*About this exercise*. Find the line below with "What's the underlying". Print it and every line after it exactly, through the last line, leaving out the pictures.

*Given information*.

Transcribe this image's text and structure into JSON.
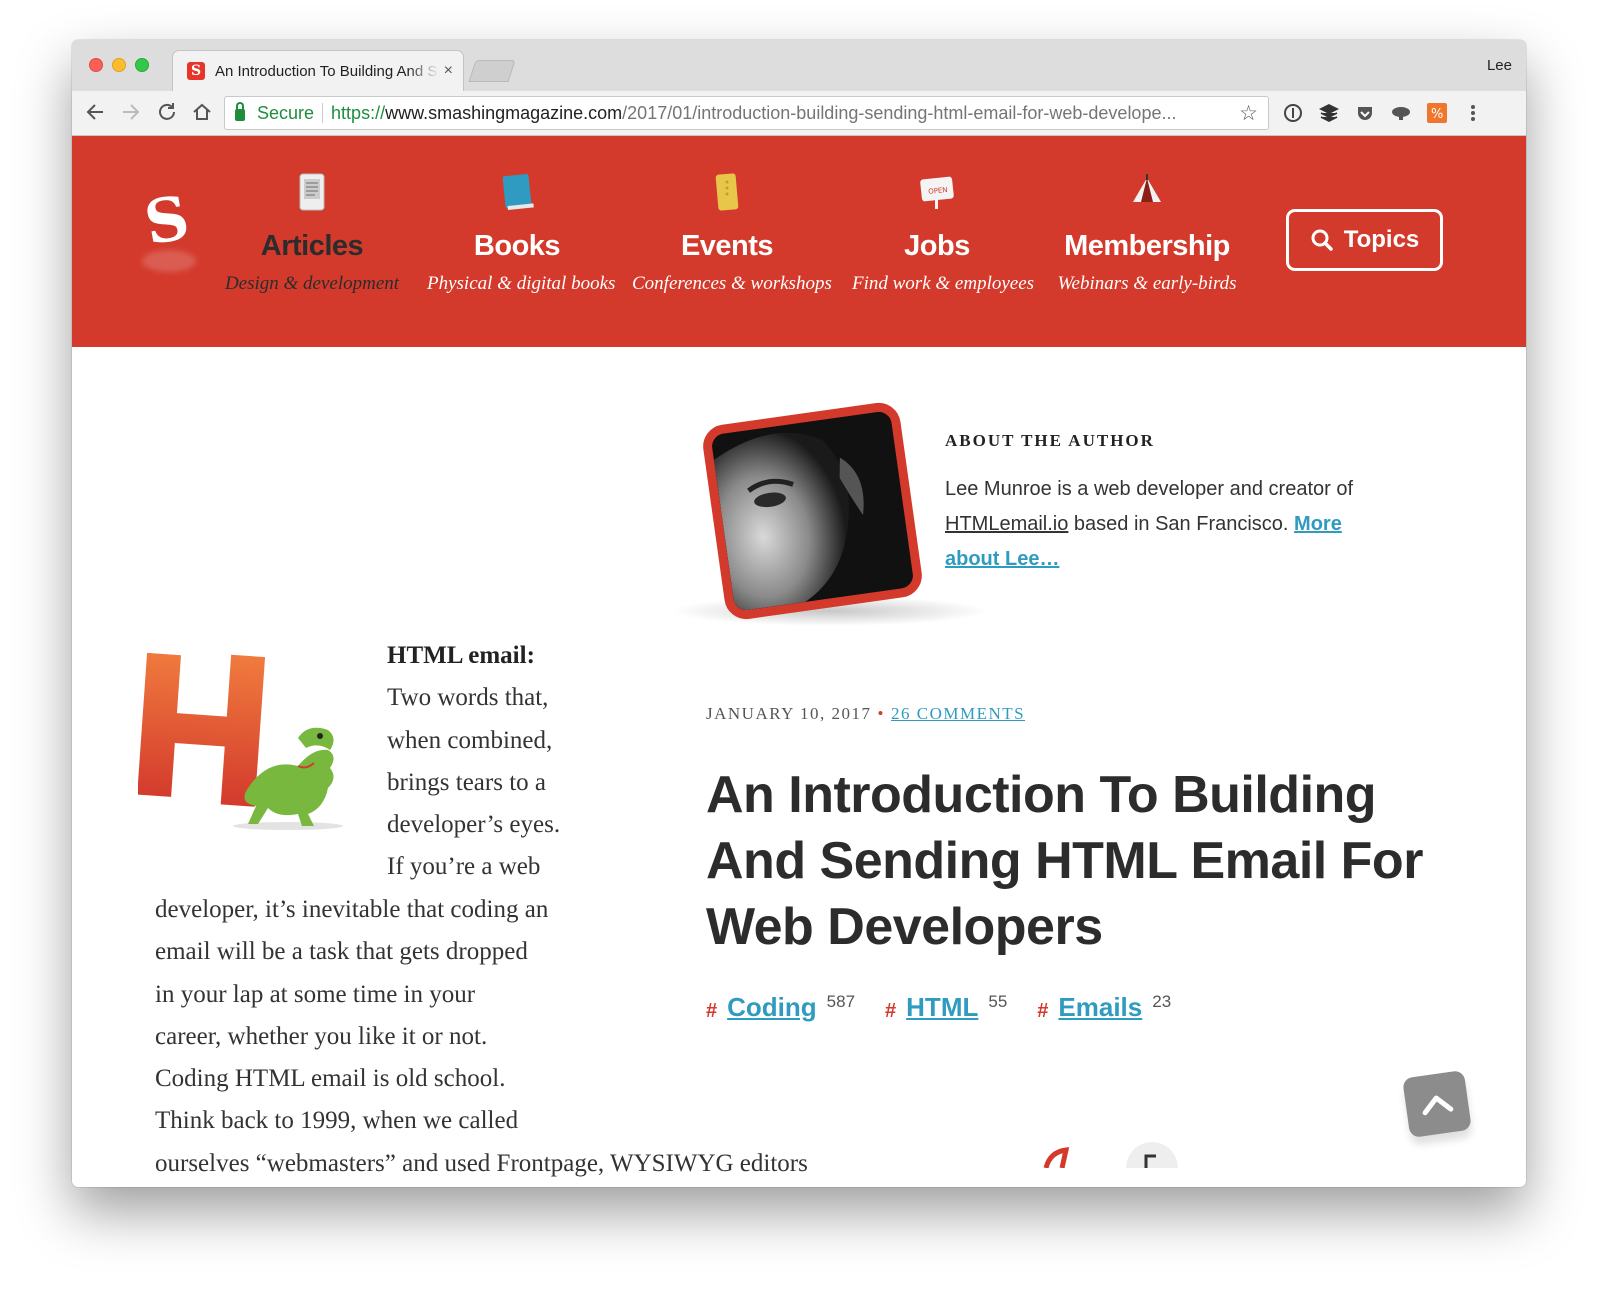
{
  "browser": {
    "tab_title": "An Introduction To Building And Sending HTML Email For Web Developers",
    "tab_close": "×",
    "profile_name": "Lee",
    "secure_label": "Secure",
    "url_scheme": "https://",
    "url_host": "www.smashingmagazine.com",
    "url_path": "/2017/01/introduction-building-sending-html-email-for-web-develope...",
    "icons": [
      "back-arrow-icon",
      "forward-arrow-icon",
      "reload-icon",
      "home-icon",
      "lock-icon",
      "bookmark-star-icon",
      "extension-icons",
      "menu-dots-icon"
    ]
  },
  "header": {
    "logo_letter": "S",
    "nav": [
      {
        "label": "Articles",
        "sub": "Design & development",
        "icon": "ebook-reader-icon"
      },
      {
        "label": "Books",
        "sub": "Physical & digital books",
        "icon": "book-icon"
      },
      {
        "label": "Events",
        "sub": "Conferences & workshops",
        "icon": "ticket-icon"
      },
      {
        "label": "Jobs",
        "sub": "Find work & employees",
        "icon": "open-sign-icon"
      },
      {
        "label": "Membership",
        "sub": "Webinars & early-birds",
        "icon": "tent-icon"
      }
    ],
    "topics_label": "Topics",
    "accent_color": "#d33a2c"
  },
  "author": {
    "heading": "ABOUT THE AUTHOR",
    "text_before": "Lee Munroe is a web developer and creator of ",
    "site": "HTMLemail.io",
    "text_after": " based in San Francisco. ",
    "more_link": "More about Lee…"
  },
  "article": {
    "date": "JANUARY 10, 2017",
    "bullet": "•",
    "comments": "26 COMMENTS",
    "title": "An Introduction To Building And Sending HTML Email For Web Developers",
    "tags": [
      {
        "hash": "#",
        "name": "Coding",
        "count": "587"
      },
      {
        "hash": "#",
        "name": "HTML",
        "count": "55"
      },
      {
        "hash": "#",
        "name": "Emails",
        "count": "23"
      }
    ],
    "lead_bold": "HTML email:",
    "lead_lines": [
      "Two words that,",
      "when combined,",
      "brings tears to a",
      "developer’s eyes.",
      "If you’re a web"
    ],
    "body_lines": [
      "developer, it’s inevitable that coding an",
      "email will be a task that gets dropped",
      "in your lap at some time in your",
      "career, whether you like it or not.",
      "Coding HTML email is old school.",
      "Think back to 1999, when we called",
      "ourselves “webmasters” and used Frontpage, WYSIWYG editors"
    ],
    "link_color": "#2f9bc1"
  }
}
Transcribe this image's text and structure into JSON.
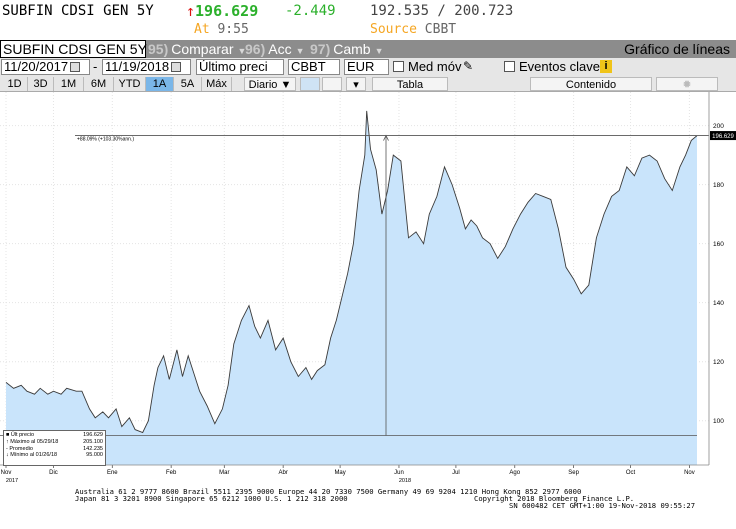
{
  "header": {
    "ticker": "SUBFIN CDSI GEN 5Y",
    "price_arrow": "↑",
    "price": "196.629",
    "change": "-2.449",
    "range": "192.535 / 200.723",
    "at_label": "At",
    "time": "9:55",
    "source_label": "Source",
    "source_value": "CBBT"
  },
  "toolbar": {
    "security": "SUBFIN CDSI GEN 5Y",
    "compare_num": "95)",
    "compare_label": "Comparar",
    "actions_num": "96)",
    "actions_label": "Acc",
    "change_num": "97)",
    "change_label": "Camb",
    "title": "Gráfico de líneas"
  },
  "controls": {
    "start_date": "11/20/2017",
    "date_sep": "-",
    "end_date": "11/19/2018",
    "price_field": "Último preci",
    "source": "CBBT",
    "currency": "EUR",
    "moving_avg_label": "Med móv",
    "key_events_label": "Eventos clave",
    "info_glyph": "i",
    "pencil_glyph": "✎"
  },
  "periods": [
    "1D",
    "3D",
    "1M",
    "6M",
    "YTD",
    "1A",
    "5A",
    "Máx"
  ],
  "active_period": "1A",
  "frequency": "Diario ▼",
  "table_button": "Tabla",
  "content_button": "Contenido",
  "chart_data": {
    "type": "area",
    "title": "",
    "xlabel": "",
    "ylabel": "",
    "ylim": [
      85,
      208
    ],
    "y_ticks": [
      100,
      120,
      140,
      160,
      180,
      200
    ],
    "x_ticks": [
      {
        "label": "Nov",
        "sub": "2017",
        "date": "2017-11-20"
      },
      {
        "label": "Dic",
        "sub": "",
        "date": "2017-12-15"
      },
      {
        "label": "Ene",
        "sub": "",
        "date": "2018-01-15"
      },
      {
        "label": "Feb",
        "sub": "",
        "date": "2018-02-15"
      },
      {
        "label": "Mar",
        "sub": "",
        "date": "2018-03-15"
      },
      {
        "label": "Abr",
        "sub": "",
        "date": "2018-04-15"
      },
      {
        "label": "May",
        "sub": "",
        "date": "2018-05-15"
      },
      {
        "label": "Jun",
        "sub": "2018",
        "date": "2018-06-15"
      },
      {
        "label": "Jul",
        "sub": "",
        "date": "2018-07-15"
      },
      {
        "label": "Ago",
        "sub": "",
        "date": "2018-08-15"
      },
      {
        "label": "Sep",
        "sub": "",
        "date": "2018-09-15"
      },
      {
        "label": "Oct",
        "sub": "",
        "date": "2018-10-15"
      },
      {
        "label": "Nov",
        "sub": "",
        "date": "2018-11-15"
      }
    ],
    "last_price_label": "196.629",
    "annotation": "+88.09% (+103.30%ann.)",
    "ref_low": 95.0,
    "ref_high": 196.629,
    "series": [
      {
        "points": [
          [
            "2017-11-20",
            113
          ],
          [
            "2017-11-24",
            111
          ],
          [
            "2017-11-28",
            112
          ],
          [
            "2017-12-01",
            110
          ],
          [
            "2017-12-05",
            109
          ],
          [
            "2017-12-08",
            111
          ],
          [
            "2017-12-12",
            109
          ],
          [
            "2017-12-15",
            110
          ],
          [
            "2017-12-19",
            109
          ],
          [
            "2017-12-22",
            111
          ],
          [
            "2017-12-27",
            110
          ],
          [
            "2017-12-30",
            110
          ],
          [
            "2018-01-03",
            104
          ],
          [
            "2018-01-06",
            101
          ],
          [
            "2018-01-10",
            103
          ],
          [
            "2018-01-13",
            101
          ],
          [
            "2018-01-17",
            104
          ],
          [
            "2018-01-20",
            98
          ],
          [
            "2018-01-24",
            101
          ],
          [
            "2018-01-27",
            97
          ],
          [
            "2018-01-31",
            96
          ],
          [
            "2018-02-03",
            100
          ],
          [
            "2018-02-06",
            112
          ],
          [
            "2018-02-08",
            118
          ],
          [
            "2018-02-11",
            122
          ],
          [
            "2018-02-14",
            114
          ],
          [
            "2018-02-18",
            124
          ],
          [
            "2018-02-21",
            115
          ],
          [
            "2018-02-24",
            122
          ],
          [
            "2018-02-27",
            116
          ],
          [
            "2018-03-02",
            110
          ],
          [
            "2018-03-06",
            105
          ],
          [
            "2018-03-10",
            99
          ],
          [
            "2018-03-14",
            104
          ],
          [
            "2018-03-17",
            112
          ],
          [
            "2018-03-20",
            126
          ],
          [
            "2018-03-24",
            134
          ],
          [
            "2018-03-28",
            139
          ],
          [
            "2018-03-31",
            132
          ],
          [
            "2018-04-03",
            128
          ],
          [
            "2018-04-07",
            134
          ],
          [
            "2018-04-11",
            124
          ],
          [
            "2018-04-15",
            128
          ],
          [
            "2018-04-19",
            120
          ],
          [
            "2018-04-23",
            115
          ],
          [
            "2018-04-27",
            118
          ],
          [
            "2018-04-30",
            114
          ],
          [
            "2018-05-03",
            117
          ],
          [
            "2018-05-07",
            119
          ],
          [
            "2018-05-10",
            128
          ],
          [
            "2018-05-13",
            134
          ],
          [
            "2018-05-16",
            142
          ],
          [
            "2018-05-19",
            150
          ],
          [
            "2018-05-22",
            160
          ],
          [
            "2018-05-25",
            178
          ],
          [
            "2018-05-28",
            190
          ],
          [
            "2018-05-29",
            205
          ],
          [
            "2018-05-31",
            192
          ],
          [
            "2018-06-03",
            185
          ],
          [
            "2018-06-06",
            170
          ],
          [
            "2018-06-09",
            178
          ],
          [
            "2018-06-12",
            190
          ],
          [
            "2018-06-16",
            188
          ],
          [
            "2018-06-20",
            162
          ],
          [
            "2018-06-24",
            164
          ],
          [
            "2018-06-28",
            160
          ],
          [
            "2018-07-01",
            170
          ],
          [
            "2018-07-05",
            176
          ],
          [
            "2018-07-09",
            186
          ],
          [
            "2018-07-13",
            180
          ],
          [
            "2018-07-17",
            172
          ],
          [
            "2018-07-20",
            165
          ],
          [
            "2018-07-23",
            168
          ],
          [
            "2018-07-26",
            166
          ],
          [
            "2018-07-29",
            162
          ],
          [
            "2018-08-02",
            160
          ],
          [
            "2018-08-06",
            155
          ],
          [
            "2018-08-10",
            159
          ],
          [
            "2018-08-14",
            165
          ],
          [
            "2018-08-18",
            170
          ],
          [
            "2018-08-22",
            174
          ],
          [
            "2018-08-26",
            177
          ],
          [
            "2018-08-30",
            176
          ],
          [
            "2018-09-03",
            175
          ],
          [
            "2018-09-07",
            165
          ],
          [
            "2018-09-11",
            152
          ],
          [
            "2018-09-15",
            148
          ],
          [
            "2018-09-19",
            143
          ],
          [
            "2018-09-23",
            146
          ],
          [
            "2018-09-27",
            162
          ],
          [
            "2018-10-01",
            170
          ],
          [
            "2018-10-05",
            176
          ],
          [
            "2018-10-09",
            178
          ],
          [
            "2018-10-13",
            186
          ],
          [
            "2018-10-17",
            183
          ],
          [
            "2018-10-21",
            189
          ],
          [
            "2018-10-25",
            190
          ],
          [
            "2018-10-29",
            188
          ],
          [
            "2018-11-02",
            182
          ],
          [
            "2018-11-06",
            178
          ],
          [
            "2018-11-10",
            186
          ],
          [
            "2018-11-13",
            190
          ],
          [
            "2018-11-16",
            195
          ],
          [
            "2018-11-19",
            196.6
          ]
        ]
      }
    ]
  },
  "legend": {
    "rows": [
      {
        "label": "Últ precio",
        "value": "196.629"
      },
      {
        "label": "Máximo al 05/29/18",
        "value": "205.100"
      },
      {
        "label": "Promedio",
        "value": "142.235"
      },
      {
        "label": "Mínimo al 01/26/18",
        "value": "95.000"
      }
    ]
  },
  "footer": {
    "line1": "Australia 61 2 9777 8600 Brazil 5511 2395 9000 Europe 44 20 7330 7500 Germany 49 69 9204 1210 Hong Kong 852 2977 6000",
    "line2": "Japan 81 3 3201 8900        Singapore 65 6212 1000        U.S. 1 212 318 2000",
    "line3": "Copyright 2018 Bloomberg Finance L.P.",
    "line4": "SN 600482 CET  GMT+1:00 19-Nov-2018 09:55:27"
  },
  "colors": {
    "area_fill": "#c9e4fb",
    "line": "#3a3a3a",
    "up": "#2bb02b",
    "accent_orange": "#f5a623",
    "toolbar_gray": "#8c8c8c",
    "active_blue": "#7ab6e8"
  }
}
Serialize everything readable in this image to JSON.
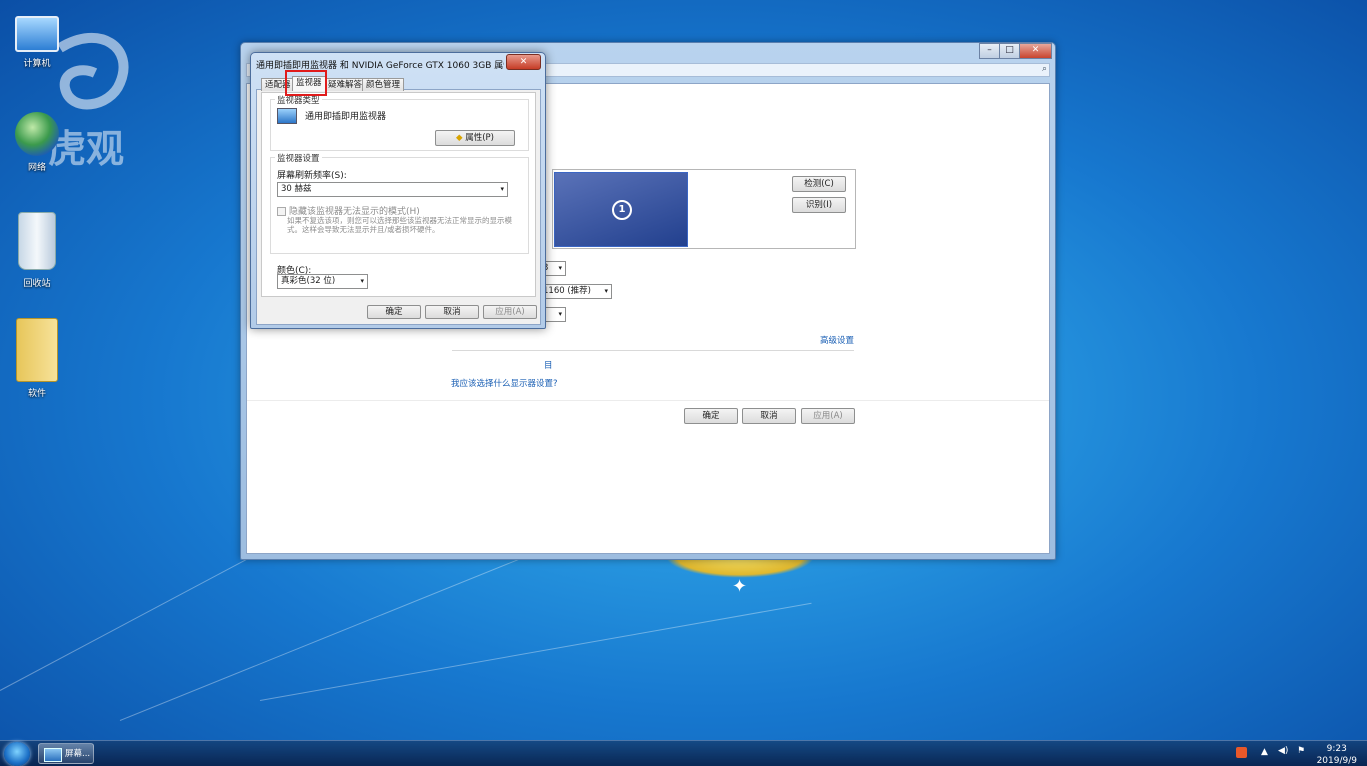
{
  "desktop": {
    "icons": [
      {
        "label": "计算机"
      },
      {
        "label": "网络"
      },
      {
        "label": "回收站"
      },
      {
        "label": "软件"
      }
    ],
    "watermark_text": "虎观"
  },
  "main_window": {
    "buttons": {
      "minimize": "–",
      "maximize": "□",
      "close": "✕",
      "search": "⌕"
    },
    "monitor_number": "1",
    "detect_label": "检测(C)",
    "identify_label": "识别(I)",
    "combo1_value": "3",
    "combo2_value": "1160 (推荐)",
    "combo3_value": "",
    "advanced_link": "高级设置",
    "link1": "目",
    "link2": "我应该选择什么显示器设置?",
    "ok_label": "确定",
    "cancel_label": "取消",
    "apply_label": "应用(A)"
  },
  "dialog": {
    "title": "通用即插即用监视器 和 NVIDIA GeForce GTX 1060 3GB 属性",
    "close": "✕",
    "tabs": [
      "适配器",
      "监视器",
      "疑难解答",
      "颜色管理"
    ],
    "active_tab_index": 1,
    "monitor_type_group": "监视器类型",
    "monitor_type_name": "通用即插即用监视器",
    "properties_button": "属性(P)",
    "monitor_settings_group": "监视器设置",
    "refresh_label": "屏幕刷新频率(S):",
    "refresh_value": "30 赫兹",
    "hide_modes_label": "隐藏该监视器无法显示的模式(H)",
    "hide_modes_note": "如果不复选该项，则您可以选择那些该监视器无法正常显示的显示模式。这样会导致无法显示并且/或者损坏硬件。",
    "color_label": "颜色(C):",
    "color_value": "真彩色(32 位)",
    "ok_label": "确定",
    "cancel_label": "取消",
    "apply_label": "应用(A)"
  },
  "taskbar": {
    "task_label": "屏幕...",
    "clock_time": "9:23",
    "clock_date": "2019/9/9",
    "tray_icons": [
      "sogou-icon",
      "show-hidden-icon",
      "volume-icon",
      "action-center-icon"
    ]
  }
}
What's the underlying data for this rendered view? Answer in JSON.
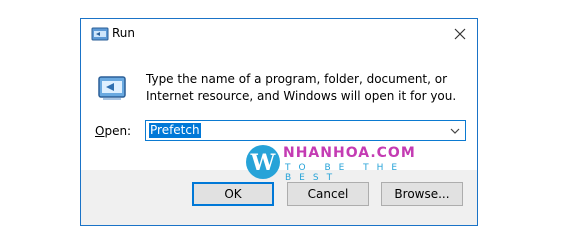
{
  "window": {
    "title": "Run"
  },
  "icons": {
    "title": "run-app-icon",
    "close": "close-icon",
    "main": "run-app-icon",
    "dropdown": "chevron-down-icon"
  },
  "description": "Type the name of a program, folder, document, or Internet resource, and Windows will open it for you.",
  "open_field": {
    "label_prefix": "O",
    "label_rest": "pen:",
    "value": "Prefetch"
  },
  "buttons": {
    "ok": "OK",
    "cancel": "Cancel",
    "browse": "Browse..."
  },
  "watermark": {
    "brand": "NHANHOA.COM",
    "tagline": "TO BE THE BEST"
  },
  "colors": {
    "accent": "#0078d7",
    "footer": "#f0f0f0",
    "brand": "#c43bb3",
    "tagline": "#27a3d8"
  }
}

*Written solution*.
What's the underlying data for this rendered view? Answer in JSON.
{
  "window": {
    "title": "Run"
  },
  "icons": {
    "title": "run-app-icon",
    "close": "close-icon",
    "main": "run-app-icon",
    "dropdown": "chevron-down-icon"
  },
  "description": "Type the name of a program, folder, document, or Internet resource, and Windows will open it for you.",
  "open_field": {
    "label_prefix": "O",
    "label_rest": "pen:",
    "value": "Prefetch"
  },
  "buttons": {
    "ok": "OK",
    "cancel": "Cancel",
    "browse": "Browse..."
  },
  "watermark": {
    "brand": "NHANHOA.COM",
    "tagline": "TO BE THE BEST"
  },
  "colors": {
    "accent": "#0078d7",
    "footer": "#f0f0f0",
    "brand": "#c43bb3",
    "tagline": "#27a3d8"
  }
}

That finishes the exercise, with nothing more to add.